Sure, it’s a weird looking CGI Luke, but it’s still Mark Hamill and it’s AWESOME.
This also seems like fan service, and it is, but it’s also logical. There are currently no other Jedi available at this time and Luke is also seeking to rebuild the Jedi. This brings another chapter of the Mandalorian to a close, but not before contributing to one more major character moment. Having to say goodbye to his beloved Grogu, Din takes off his helmet, he takes it off not only in front of Luke, but in front of everyone, and the child is able to see his father’s face for the first time.
It’s such a moving moment. But it also culminates everything this and the past season was about. What makes someone a Mandalorian? Is it the armor, is it following a strict set of rules, or is it something else? It also plays with season one’s theme of important connections changing you into a better and more whole person. Din might not fully have let go of his bounty hunting past or his cult-like following of “the way,” but he has taken a step in the right direction.
And he has also said goodbye to Grogu. Where might this be headed next? I have no idea, but I hope we see him and the child reunited.
THIS IS THE WAY… to use fan-service well.
Let’s be honest. A lot of this fan service was done to set up future Star Wars shows, and while I can’t say that its the best use of fan service, I do think it worked well. If you stayed after the credits on the final episode, you Boba Fett now has a series inbound and recently we learned that Ahsoka has one as well. Perhaps that was why she name dropped “Grand Admiral Thrawn.”

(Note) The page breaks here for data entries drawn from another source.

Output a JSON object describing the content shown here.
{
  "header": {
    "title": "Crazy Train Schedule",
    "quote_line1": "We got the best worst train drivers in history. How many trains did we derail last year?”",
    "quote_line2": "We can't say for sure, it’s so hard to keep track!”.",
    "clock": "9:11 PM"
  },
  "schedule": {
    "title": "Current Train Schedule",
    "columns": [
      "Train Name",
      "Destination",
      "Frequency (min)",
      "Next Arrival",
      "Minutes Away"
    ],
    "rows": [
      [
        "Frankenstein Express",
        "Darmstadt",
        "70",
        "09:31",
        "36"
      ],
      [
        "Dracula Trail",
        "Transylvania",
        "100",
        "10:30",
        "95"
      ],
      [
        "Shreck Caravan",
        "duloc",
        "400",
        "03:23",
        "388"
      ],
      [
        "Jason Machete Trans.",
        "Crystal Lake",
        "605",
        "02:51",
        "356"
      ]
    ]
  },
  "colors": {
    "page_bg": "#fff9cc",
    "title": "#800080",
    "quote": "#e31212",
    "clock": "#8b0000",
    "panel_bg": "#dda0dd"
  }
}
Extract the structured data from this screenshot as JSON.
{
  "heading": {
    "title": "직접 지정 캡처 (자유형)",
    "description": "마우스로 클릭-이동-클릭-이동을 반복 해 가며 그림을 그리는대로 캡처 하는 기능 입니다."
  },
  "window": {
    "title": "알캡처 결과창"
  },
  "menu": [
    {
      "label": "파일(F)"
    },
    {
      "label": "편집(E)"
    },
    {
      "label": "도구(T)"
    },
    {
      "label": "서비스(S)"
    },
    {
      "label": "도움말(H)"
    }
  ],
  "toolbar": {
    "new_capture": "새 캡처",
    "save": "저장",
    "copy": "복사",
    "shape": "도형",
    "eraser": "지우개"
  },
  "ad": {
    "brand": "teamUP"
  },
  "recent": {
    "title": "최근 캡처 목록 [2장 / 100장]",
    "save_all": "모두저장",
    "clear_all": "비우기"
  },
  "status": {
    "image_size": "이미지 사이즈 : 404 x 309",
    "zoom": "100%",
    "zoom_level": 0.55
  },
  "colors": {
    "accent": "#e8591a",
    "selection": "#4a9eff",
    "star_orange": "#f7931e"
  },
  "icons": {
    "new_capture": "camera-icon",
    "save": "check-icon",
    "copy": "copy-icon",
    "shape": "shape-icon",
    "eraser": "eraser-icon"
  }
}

But aside from that, all of this fan service was intentional and meaningful. Cobb Vanth made a Mando question who exactly could be a Mandalorian; Bo Katan even brings up that question again later, mentioning that Boba Fett is a clone. Bo also causes Din to question “the way;” aside from IG-11 in season one, she is the first domino in a long line to get him to completely remove his helmet.
Ahsoka’s presence is also meaningful to the story. She is present to guide Mando on his way to returning Grogu to the Jedi. She was the logical step towards Luke and also served as as a way to bring context to The Child in a authentic and believable way. We also get to see the deeper connection between “father” and “son.” When we finally get to Luke, that connection is shown to be even deeper as Mando takes his helmet off to show Grogu his face for the first time. Each of these characters added something to the theme and story, they were not throw away aimlessly but they were intentionally meaningful. That, I believe, is the core of good fan service.
Season two of The Mandalorian used meaningful fan service. It could have been used lazily, created sloppy storytelling, and been there just for the sake of being there and setting up new series, but it wasn’t. Each character had a purpose in the story and moved the plot and theme along until it reached its natural conclusion.
If you’re a creative person like me, this is a challenge for you! When we craft our stories, poems, books, or anything else that is remotely creative, let’s make sure we do so intentionally. Everything in it should matter, we should make sure our characters matter to the story and the plot. Each should contribute something. Every word should be intentionally written to move the reader to its conclusion. Every shot of film should be pushing the viewer to the main idea at the end… while preserving the fun of “the now” as well. And, if providence shines bright on us, if an we have fans seeking more of a character, let us aim to please in a meaningful way.
Somehow, despite having three times as many surprises as season one, I believe season two of The Mandalorian managed to tell it’s story in an intentional and endearing way. What were your thoughts on the Mandalorian Season 2? What were you most surprised with?
May the Force be with you!